Lock , who provides the clearest recent history of the Latins in the east in his The Franks in the Aegean 1204-1500, is unconvinced of the military value of the castles in his period (see pp.75-80). Hence his comment that '[...] we might conclude that the prime function of the castle was to consolidate conquest rather than achieve it. The castle as administrative centre, storehouse and statement of power was more significant than any purely military function' [p.75], and 'It is difficult to escape from the impression that castles were built to be captured.' He considers that they played only a limited strategic role, though does conclude that castles could 'slow up any re-conquest' . (I hope that summary has done justice to his argument.

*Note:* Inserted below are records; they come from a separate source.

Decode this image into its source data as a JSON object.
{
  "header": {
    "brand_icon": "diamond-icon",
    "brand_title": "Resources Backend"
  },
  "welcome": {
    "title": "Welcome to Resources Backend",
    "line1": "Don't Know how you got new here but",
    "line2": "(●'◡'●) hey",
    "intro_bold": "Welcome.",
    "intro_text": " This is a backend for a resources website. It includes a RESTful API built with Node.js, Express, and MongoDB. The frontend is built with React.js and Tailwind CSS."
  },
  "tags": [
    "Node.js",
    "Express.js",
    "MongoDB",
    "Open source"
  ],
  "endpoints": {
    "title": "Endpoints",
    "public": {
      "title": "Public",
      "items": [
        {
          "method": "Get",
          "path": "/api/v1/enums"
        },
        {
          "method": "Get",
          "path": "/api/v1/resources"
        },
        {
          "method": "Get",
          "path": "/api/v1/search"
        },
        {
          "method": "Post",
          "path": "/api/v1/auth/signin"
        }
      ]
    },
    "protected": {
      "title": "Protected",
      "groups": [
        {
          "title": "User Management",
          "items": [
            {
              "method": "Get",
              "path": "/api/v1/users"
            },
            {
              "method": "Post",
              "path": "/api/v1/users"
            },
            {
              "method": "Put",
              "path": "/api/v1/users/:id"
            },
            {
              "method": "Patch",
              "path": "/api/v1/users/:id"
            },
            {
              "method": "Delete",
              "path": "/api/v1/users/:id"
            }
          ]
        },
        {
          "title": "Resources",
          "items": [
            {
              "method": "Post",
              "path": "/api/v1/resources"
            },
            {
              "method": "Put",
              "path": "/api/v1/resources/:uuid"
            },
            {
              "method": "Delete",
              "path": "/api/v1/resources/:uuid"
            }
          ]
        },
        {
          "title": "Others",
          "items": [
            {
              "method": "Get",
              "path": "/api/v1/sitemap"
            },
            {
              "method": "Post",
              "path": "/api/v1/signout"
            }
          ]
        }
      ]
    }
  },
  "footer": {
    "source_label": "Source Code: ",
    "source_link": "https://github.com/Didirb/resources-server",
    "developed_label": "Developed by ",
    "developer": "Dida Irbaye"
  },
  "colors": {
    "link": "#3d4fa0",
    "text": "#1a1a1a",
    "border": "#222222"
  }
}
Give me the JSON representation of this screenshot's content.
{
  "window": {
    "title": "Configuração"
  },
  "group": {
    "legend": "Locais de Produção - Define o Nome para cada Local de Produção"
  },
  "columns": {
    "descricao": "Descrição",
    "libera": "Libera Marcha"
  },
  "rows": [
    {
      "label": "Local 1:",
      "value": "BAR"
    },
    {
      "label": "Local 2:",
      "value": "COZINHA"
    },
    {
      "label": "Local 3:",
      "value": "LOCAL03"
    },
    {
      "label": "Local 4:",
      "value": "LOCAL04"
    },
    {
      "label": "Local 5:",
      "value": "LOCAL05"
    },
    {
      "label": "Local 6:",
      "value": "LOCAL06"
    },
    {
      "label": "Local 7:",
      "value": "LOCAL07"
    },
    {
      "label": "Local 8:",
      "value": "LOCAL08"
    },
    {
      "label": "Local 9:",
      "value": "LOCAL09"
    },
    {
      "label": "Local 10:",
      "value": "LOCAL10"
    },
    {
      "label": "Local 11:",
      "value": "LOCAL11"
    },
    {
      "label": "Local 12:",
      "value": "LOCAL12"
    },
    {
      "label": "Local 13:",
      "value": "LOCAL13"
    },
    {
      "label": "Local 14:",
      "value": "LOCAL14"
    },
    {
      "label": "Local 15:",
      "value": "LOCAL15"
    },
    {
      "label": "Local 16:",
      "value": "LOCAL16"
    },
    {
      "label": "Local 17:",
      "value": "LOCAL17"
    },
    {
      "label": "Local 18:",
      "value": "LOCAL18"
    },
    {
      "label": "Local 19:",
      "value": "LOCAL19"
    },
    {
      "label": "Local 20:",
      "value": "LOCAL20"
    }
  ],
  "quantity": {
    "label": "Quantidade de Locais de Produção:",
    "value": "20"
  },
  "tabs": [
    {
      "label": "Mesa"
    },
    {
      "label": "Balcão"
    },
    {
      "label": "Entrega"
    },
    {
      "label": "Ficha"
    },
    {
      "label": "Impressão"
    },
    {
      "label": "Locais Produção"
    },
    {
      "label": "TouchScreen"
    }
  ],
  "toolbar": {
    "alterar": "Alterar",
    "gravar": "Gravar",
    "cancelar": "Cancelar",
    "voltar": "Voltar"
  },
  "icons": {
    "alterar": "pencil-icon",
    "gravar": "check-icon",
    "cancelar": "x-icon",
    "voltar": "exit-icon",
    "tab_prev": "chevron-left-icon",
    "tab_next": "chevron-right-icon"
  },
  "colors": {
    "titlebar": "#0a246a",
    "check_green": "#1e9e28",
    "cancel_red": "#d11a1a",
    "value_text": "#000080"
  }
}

I wonder if this view underplays the value of castles. In addition to the roles Lock suggests (administrative centres, storehouses for military supplies, 'display'), I think there are three points that emphasise their significance. First (and speculatively) one is often struck by how often they are in direct line of sight from other castles (Lamia and Ipati, for example). Perhaps castellans could signal the approach of enemies to their distant allies. Second, they played a key role in more modern conflicts (despite the availability of artillery and explosives). As one of many examples, the castles of Nafplion were held by various Greek factions during the early years of the War of Independence, which was significant enough to make other factions move elsewhere. Thirdly, I think it is easy to underestimate the security that a strong stone wall, a water supply, and perhaps food could offer in days before motor transport; this aspect is perhaps confirmed by the significant role that castles played during the War of Independence.
Unless otherwise stated, the text, images and design of this site are (c) the author. This page last updated 1 Sep 07